Copy every line of the data that contains the string "аукцион".
#### Record set
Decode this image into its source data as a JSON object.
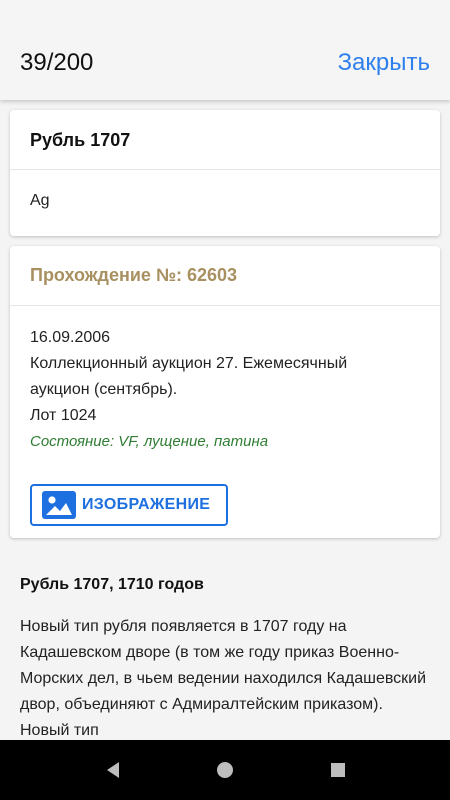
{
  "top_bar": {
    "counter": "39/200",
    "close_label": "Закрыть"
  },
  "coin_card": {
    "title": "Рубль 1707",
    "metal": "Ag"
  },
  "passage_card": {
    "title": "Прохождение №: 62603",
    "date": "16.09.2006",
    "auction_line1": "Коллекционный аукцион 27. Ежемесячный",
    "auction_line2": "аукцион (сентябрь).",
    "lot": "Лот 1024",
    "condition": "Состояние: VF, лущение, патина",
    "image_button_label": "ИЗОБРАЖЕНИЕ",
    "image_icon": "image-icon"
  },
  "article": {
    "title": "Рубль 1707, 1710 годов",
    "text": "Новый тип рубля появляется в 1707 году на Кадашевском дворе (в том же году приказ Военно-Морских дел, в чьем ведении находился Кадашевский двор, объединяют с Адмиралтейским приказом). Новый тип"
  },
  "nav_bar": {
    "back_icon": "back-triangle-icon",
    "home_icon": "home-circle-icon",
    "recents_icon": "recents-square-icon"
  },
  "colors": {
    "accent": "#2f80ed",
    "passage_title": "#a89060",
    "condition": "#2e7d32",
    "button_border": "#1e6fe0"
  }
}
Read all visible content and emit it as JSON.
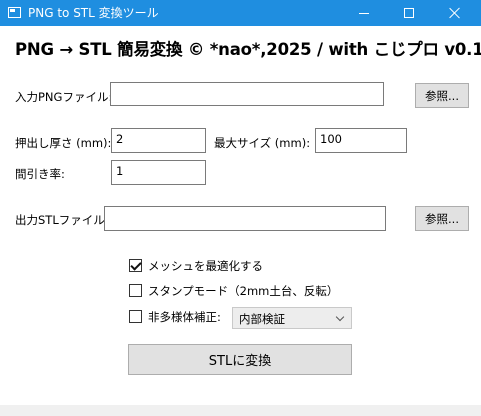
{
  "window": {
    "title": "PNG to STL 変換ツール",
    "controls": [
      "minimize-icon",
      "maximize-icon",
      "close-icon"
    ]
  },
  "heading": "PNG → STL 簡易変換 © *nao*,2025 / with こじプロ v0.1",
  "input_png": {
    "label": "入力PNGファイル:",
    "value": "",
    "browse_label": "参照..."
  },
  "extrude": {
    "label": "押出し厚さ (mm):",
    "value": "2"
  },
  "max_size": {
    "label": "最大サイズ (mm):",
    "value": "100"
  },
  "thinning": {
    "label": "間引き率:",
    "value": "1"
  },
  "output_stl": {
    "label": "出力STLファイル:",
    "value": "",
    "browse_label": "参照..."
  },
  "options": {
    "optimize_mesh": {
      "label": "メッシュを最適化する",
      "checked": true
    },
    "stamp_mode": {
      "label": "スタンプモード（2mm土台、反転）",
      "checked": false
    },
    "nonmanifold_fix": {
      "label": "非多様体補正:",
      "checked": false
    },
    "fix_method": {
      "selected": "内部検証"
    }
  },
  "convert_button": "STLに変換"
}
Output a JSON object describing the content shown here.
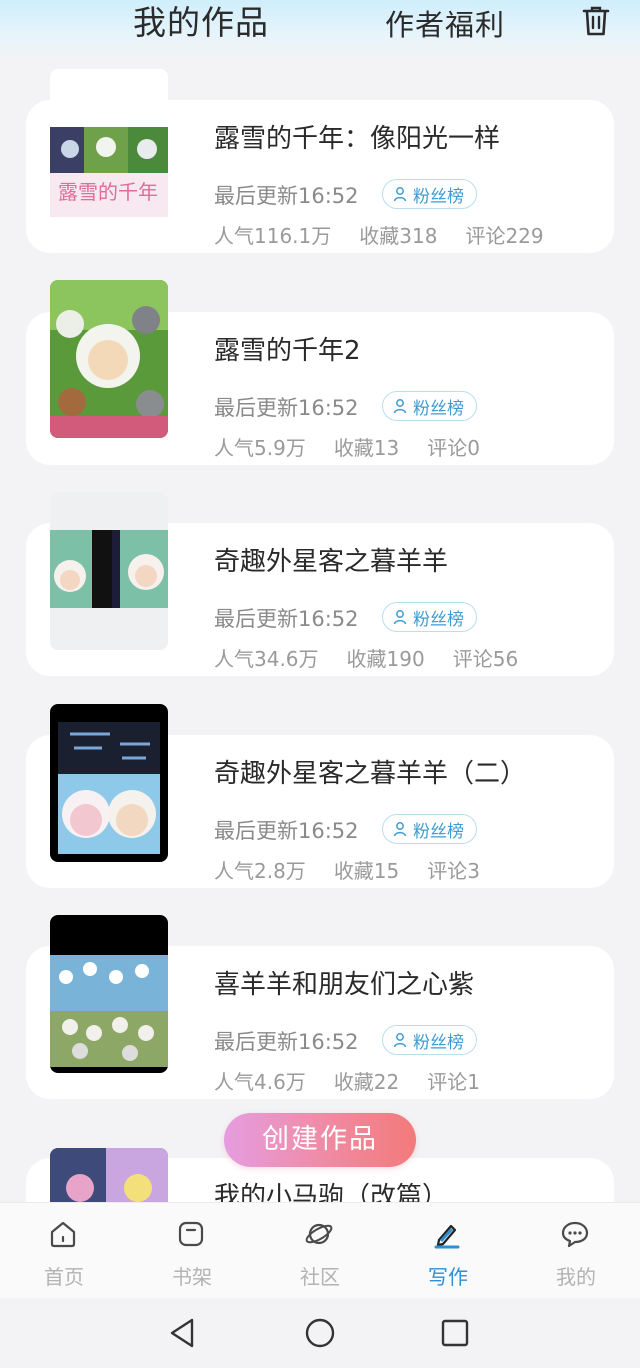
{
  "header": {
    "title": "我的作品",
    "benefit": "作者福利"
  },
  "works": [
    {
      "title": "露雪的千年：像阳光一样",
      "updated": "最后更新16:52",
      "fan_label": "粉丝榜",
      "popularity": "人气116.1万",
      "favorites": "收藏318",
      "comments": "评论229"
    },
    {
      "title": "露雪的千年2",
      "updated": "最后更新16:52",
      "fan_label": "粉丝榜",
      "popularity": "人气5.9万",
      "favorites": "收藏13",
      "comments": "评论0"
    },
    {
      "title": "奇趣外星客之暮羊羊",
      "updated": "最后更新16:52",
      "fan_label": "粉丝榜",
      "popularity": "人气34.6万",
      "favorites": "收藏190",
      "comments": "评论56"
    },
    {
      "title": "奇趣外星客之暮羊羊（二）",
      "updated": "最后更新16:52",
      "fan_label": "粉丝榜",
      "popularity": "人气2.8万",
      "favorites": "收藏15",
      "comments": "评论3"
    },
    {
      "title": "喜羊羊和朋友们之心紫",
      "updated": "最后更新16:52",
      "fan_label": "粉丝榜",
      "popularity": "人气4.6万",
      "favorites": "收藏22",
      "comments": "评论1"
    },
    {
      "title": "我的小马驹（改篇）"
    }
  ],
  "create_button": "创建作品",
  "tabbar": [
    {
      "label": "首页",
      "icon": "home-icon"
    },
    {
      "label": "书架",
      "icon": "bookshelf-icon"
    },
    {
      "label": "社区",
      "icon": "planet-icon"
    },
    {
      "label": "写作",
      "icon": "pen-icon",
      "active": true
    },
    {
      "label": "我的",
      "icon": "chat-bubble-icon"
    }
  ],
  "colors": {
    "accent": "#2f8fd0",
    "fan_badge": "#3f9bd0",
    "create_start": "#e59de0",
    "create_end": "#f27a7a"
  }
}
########
Exercise response:
    "auction_line1": "Коллекционный аукцион 27. Ежемесячный",
    "auction_line2": "аукцион (сентябрь).",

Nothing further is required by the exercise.